WHAT THE EXERCISE ASKS: In your copy, reproduce the entries exactly as they are, minus the images.
--- DATA EXCERPTS ---
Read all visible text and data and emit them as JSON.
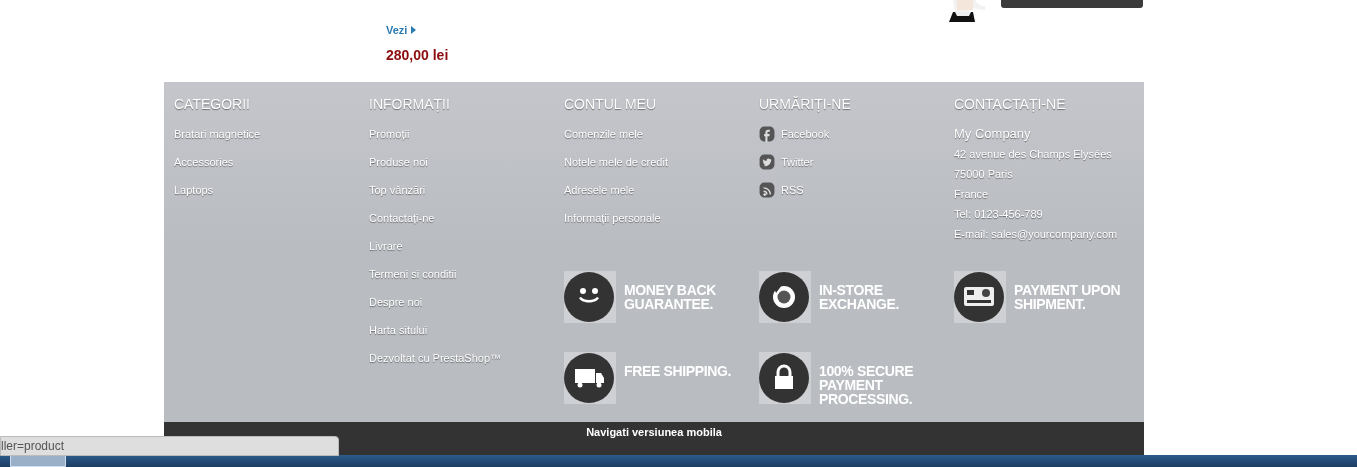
{
  "product": {
    "link": "Vezi",
    "price": "280,00 lei"
  },
  "footer": {
    "columns": [
      {
        "title": "CATEGORII",
        "items": [
          "Bratari magnetice",
          "Accessories",
          "Laptops"
        ]
      },
      {
        "title": "INFORMAȚII",
        "items": [
          "Promoții",
          "Produse noi",
          "Top vânzări",
          "Contactați-ne",
          "Livrare",
          "Termeni si conditii",
          "Despre noi",
          "Harta sitului",
          "Dezvoltat cu PrestaShop™"
        ]
      },
      {
        "title": "CONTUL MEU",
        "items": [
          "Comenzile mele",
          "Notele mele de credit",
          "Adresele mele",
          "Informații personale"
        ]
      },
      {
        "title": "URMĂRIȚI-NE",
        "social": [
          {
            "kind": "facebook",
            "label": "Facebook"
          },
          {
            "kind": "twitter",
            "label": "Twitter"
          },
          {
            "kind": "rss",
            "label": "RSS"
          }
        ]
      },
      {
        "title": "CONTACTAȚI-NE",
        "company": "My Company",
        "lines": [
          "42 avenue des Champs Elysées",
          "75000 Paris",
          "France",
          "Tel: 0123-456-789",
          "E-mail: sales@yourcompany.com"
        ]
      }
    ],
    "features": [
      {
        "kind": "smile",
        "text": "MONEY BACK GUARANTEE."
      },
      {
        "kind": "exchange",
        "text": "IN-STORE EXCHANGE."
      },
      {
        "kind": "card",
        "text": "PAYMENT UPON SHIPMENT."
      },
      {
        "kind": "truck",
        "text": "FREE SHIPPING."
      },
      {
        "kind": "lock",
        "text": "100% SECURE PAYMENT PROCESSING."
      }
    ],
    "mobile_link": "Navigati versiunea mobila"
  },
  "status_bar": {
    "url": "ller=product"
  }
}
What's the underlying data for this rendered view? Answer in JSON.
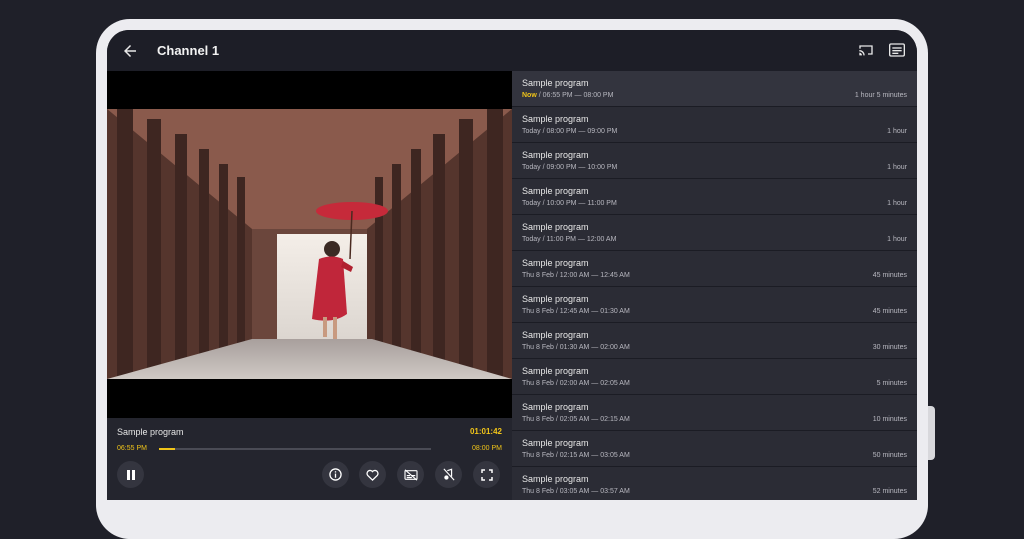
{
  "app": {
    "title": "Channel 1"
  },
  "icons": {
    "back": "arrow-left-icon",
    "cast": "cast-icon",
    "guide": "tv-guide-icon",
    "pause": "pause-icon",
    "info": "info-icon",
    "favorite": "heart-icon",
    "subtitles_off": "subtitles-off-icon",
    "audio_off": "audio-off-icon",
    "fullscreen": "fullscreen-icon"
  },
  "colors": {
    "accent": "#f0c419",
    "background": "#1b1c24",
    "panel": "#2b2c35"
  },
  "player": {
    "program_name": "Sample program",
    "elapsed": "01:01:42",
    "start_time": "06:55 PM",
    "end_time": "08:00 PM",
    "progress_percent": 6
  },
  "epg": {
    "now_label": "Now",
    "items": [
      {
        "name": "Sample program",
        "time": " / 06:55 PM — 08:00 PM",
        "duration": "1 hour 5 minutes",
        "current": true
      },
      {
        "name": "Sample program",
        "time": "Today / 08:00 PM — 09:00 PM",
        "duration": "1 hour"
      },
      {
        "name": "Sample program",
        "time": "Today / 09:00 PM — 10:00 PM",
        "duration": "1 hour"
      },
      {
        "name": "Sample program",
        "time": "Today / 10:00 PM — 11:00 PM",
        "duration": "1 hour"
      },
      {
        "name": "Sample program",
        "time": "Today / 11:00 PM — 12:00 AM",
        "duration": "1 hour"
      },
      {
        "name": "Sample program",
        "time": "Thu 8 Feb / 12:00 AM — 12:45 AM",
        "duration": "45 minutes"
      },
      {
        "name": "Sample program",
        "time": "Thu 8 Feb / 12:45 AM — 01:30 AM",
        "duration": "45 minutes"
      },
      {
        "name": "Sample program",
        "time": "Thu 8 Feb / 01:30 AM — 02:00 AM",
        "duration": "30 minutes"
      },
      {
        "name": "Sample program",
        "time": "Thu 8 Feb / 02:00 AM — 02:05 AM",
        "duration": "5 minutes"
      },
      {
        "name": "Sample program",
        "time": "Thu 8 Feb / 02:05 AM — 02:15 AM",
        "duration": "10 minutes"
      },
      {
        "name": "Sample program",
        "time": "Thu 8 Feb / 02:15 AM — 03:05 AM",
        "duration": "50 minutes"
      },
      {
        "name": "Sample program",
        "time": "Thu 8 Feb / 03:05 AM — 03:57 AM",
        "duration": "52 minutes"
      }
    ]
  }
}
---
EXPECTED ANSWER:
Read all visible text and data and emit them as JSON.
{
  "product": {
    "link": "Vezi",
    "price": "280,00 lei"
  },
  "footer": {
    "columns": [
      {
        "title": "CATEGORII",
        "items": [
          "Bratari magnetice",
          "Accessories",
          "Laptops"
        ]
      },
      {
        "title": "INFORMAȚII",
        "items": [
          "Promoții",
          "Produse noi",
          "Top vânzări",
          "Contactați-ne",
          "Livrare",
          "Termeni si conditii",
          "Despre noi",
          "Harta sitului",
          "Dezvoltat cu PrestaShop™"
        ]
      },
      {
        "title": "CONTUL MEU",
        "items": [
          "Comenzile mele",
          "Notele mele de credit",
          "Adresele mele",
          "Informații personale"
        ]
      },
      {
        "title": "URMĂRIȚI-NE",
        "social": [
          {
            "kind": "facebook",
            "label": "Facebook"
          },
          {
            "kind": "twitter",
            "label": "Twitter"
          },
          {
            "kind": "rss",
            "label": "RSS"
          }
        ]
      },
      {
        "title": "CONTACTAȚI-NE",
        "company": "My Company",
        "lines": [
          "42 avenue des Champs Elysées",
          "75000 Paris",
          "France",
          "Tel: 0123-456-789",
          "E-mail: sales@yourcompany.com"
        ]
      }
    ],
    "features": [
      {
        "kind": "smile",
        "text": "MONEY BACK GUARANTEE."
      },
      {
        "kind": "exchange",
        "text": "IN-STORE EXCHANGE."
      },
      {
        "kind": "card",
        "text": "PAYMENT UPON SHIPMENT."
      },
      {
        "kind": "truck",
        "text": "FREE SHIPPING."
      },
      {
        "kind": "lock",
        "text": "100% SECURE PAYMENT PROCESSING."
      }
    ],
    "mobile_link": "Navigati versiunea mobila"
  },
  "status_bar": {
    "url": "ller=product"
  }
}
What's the underlying data for this rendered view? Answer in JSON.
{
  "app": {
    "title": "Channel 1"
  },
  "icons": {
    "back": "arrow-left-icon",
    "cast": "cast-icon",
    "guide": "tv-guide-icon",
    "pause": "pause-icon",
    "info": "info-icon",
    "favorite": "heart-icon",
    "subtitles_off": "subtitles-off-icon",
    "audio_off": "audio-off-icon",
    "fullscreen": "fullscreen-icon"
  },
  "colors": {
    "accent": "#f0c419",
    "background": "#1b1c24",
    "panel": "#2b2c35"
  },
  "player": {
    "program_name": "Sample program",
    "elapsed": "01:01:42",
    "start_time": "06:55 PM",
    "end_time": "08:00 PM",
    "progress_percent": 6
  },
  "epg": {
    "now_label": "Now",
    "items": [
      {
        "name": "Sample program",
        "time": " / 06:55 PM — 08:00 PM",
        "duration": "1 hour 5 minutes",
        "current": true
      },
      {
        "name": "Sample program",
        "time": "Today / 08:00 PM — 09:00 PM",
        "duration": "1 hour"
      },
      {
        "name": "Sample program",
        "time": "Today / 09:00 PM — 10:00 PM",
        "duration": "1 hour"
      },
      {
        "name": "Sample program",
        "time": "Today / 10:00 PM — 11:00 PM",
        "duration": "1 hour"
      },
      {
        "name": "Sample program",
        "time": "Today / 11:00 PM — 12:00 AM",
        "duration": "1 hour"
      },
      {
        "name": "Sample program",
        "time": "Thu 8 Feb / 12:00 AM — 12:45 AM",
        "duration": "45 minutes"
      },
      {
        "name": "Sample program",
        "time": "Thu 8 Feb / 12:45 AM — 01:30 AM",
        "duration": "45 minutes"
      },
      {
        "name": "Sample program",
        "time": "Thu 8 Feb / 01:30 AM — 02:00 AM",
        "duration": "30 minutes"
      },
      {
        "name": "Sample program",
        "time": "Thu 8 Feb / 02:00 AM — 02:05 AM",
        "duration": "5 minutes"
      },
      {
        "name": "Sample program",
        "time": "Thu 8 Feb / 02:05 AM — 02:15 AM",
        "duration": "10 minutes"
      },
      {
        "name": "Sample program",
        "time": "Thu 8 Feb / 02:15 AM — 03:05 AM",
        "duration": "50 minutes"
      },
      {
        "name": "Sample program",
        "time": "Thu 8 Feb / 03:05 AM — 03:57 AM",
        "duration": "52 minutes"
      }
    ]
  }
}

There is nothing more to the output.